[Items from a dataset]
*** Block opens ***

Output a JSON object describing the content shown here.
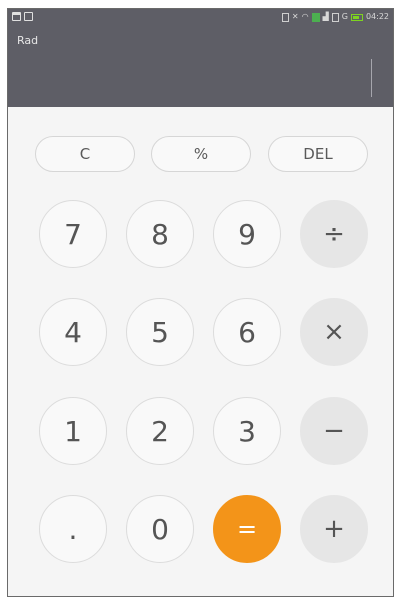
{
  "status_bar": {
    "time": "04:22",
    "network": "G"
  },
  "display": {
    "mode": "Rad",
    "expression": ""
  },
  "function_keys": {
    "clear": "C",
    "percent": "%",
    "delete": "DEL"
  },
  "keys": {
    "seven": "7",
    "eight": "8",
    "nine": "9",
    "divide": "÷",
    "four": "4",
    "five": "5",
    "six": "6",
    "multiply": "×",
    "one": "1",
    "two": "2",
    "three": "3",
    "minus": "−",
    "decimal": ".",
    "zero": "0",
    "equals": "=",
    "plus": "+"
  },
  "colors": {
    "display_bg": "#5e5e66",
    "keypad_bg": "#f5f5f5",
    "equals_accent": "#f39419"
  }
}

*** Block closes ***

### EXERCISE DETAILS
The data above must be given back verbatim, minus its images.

### TASK ANSWER
Output a JSON object describing the content shown here.
{
  "status_bar": {
    "time": "04:22",
    "network": "G"
  },
  "display": {
    "mode": "Rad",
    "expression": ""
  },
  "function_keys": {
    "clear": "C",
    "percent": "%",
    "delete": "DEL"
  },
  "keys": {
    "seven": "7",
    "eight": "8",
    "nine": "9",
    "divide": "÷",
    "four": "4",
    "five": "5",
    "six": "6",
    "multiply": "×",
    "one": "1",
    "two": "2",
    "three": "3",
    "minus": "−",
    "decimal": ".",
    "zero": "0",
    "equals": "=",
    "plus": "+"
  },
  "colors": {
    "display_bg": "#5e5e66",
    "keypad_bg": "#f5f5f5",
    "equals_accent": "#f39419"
  }
}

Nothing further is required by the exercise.